Meantime, both in England and in France, there has been a growing sentiment that the government’s policy of silence has been a mistake. The cudgel of public opinion is a heavy one. The German propaganda in America has gone on steadily. There is no argument where one side only is presented. That splendid and solid part of the American people, the German population, essentially and naturally patriotic, keeping their faith in the Fatherland, is constantly presenting its case; and against that nothing official has been offered.
England is fighting heroically, stoically; but her stoicism is a vital mistake. This silence has nothing whatever to do with military movements, their success or their failure. It is more fundamental, an inherent characteristic of the English character, founded on reserve—perhaps tinged with that often misunderstood conviction of the Britisher that other persons cannot be really interested in what is strictly another’s affairs.
The Allies are beginning to realise, however, that this war is not their own affair alone. It affects the world too profoundly. Mentally, morally, spiritually and commercially, it is an upheaval in which all must suffer.
And the English people, who have sent and are sending the very flower of their country’s manhood to the front, are beginning to regret the error in judgment that has left the rest of the English-speaking world in comparative ignorance of the true situation.
They are sending the best they have—men of high ideals, who, as volunteers, go out to fight for what they consider a just cause. The old families, in which love of country and self-sacrifice are traditions, have suffered heavily.
The crux of the situation is Belgium—the violation of her neutrality; the conduct of the invading army; her unnecessary and unjustifiable suffering. And Belgium has felt that the time to speak has come.
The Belgian Red Cross may well be proud of the hospital at La Panne. It is modern, thoroughly organised, completely equipped. Within two weeks of the outbreak of the war it was receiving patients. It was not at the front then. But the German tide has forced itself along until now it is almost on the line.
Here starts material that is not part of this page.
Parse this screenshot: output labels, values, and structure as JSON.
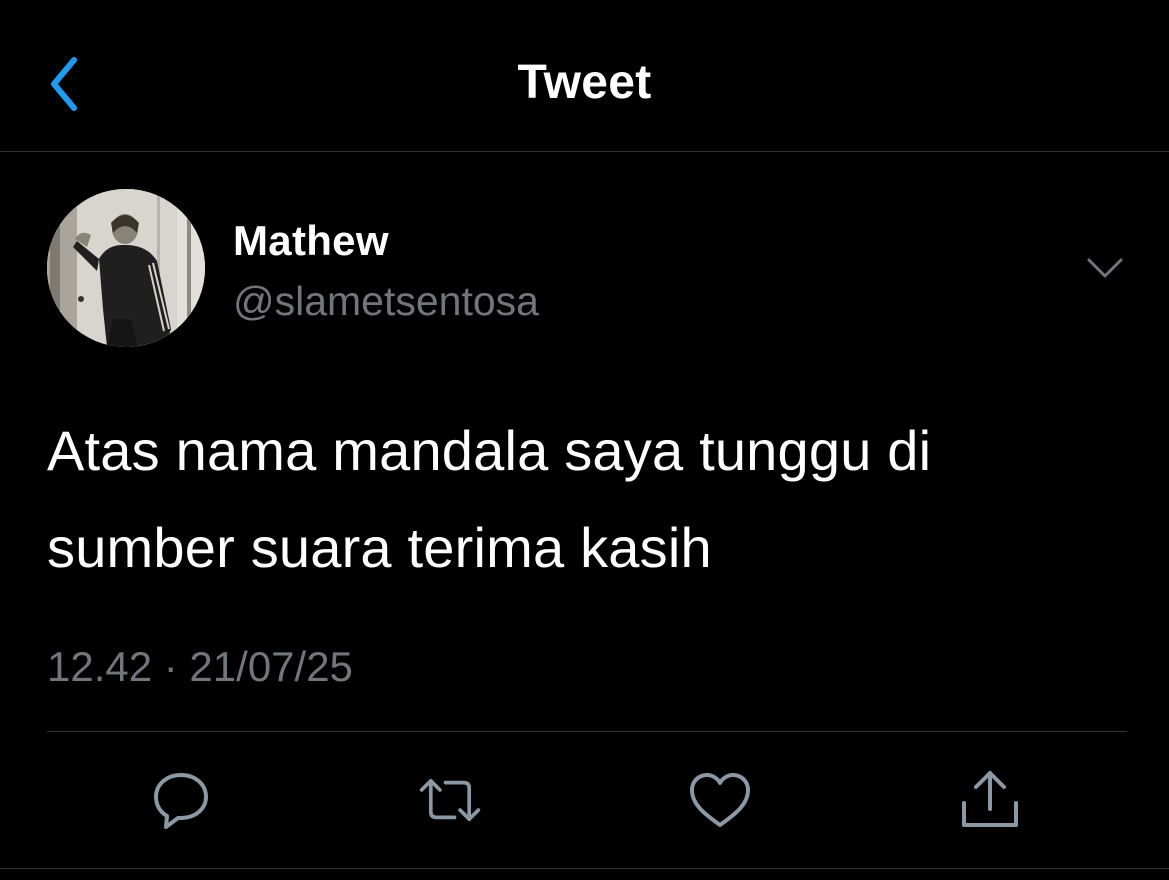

Generally speaking, order had taken the place of the early chaos in the hospital situation when I was at the front. The British hospitals were a satisfaction to visit. The French situation was not so good. The isolated French hospitals were still in need of everything, even of anaesthetics. The lack of an organised nursing system was being keenly felt.
But the early handicaps of unpreparedness and overwhelming numbers of patients had been overcome to a large extent. Scientific management and modern efficiency had stepped in. Things were still capable of improvement. Gentlemen ambulance drivers are not always to be depended on. Nurses are not all of the same standard of efficiency. Supplies of one sort exceeded the demand, while other things were entirely lacking. Food of the kind that was needed by the very ill was scarce, expensive and difficult to secure at any price.